A healthy website is an optimized website. Optimization is not just about top search engine results, it takes into consideration a website’s overall performance. An optimized website gives users a positive experience and gets you better search engine placement. One way to optimize your website is to make sure your website is ADA compliant. What does this mean? Let’s dive in.
Here’s a History Lesson
Likely you are familiar with the American with Disabilities Act (ADA), a law enacted in 1990 that guarantees that people with disabilities have the same opportunities as everyone else to participate in the mainstream of American life.
Consequently, in 1990, Tim Berners-Lee, the inventor of the Internet, was writing the first HTML source code. The world wide web was in infancy.
As the web evolved, only government or public use websites were required to be what is called “Section 508 compliant,” in accordance with the Rehabilitation Act of 1973,amended in 1978, federal agencies were required to make their electronic and information technology (EIT) accessible to people with disabilities — mainly the vision or hearing impaired.
From Facebook and Instagram, to online banking and online grocery shopping — the web is an integral part of our day-to-day lives. Because of that, a ruling was passed requiring website accessibility through ADA Title III stating that public accommodations comply with ADA standards. The expectations of websites to be usable by those with disabilities are no longer just a requirement of .govs and .orgs. Every website should be accessible by all.
What Makes a Website Compliant?
In 2008, the World Wide Web Consortium created the Web Content Accessibility Guidelines (WCAG) which provides the four guiding principles of accessible websites: perceivable, operable, understandable and robust. These are basically principles of good user experience design. In other words, things that make your website better anyway.
Here’s the quick breakdown of the four principals:
Perceivable- Make sure your alt tags are populated.
- Caption audio and video content.
- Use a CAPTCHA with an audio option.
- Use color contrast to separate foreground from background.
Operable- Make the website functional from a keyboard. A good example of this is if there is a click and drag feature on your website, be sure that there is a way this can be done with arrow keys.
- Provide users enough time to read and use content. If you have carousels and sliders, be sure that appropriate time is given to read the words before transitions.
- Do not design content in a way that is known to cause seizures. Watch those animated gifs.
- Make sure your users know how to get around your website with easy navigation, visual cues and breadcrumb navigation.
- Keep your content at a simple and conversational at lower secondary reading level (think 9th-11th grade). Avoid complex jargon or undefined acronyms.
- Have your website work in expected ways, drawing on interactions that are already familiar to the user.
- Make it easy to avoid mistakes or correct them.
-Make sure your website is compatible with current and future assistive technologies. Good code is key here.
How Accessibility is Measured
There are three levels of compliance: A, AA, AAA with A being the most basic. As of January 2018, websites are expected to be at least level A compliant.
For government organizations and public use websites, the highest level of compliance (AAA) is necessary, but, for business websites, reaching the AA level is ideal for accessibility and optimization.
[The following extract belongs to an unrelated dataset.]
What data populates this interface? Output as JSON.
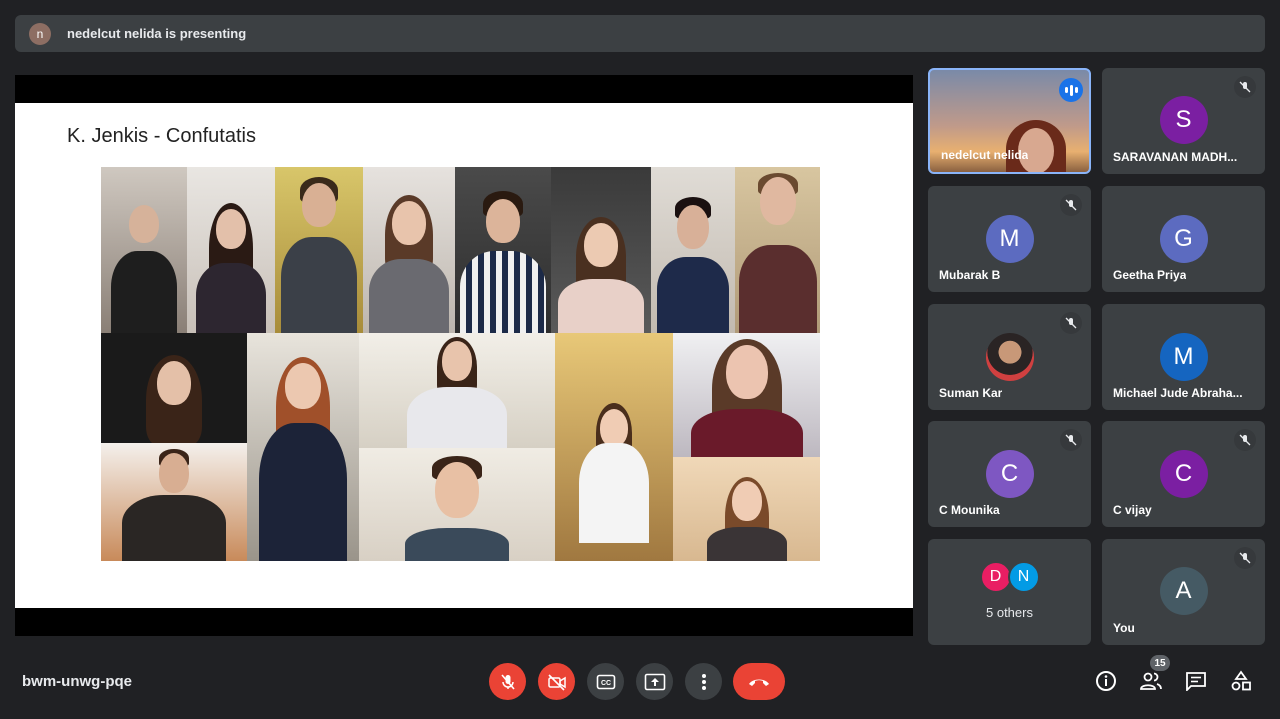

A is okay but we recommend aiming higher.
What if Your Website Isn’t Compliant?
As of January 2018, all websites are expected to be level A compliant or you could get hit with a lawsuit by the Department of Justice (DOJ). Major brands have gotten called out by the DOJ for non-compliance.
You may also lose rank in the SEO game or find it harder to gain rankings without having an ADA compliant website. And having a compliant website creates a better experience for every user.
How Do I Make My Website ADA Compliant?
There are free tools available to help you determine if your website is compliant. If there are lots of errors, you can work to make sure changes are implemented to bring your website up to par which could be something as simple as populating alt tags or adjusting color contrast on buttons.
Depending on the tool, the results may be difficult to interpret, so it may be useful to turn to your web developer to help you make sense of results and implement improvements to get you to an optimized level.
Want to find out more about how to optimize your website and assess its accessibility? Contact us today for a free ADA compliance review.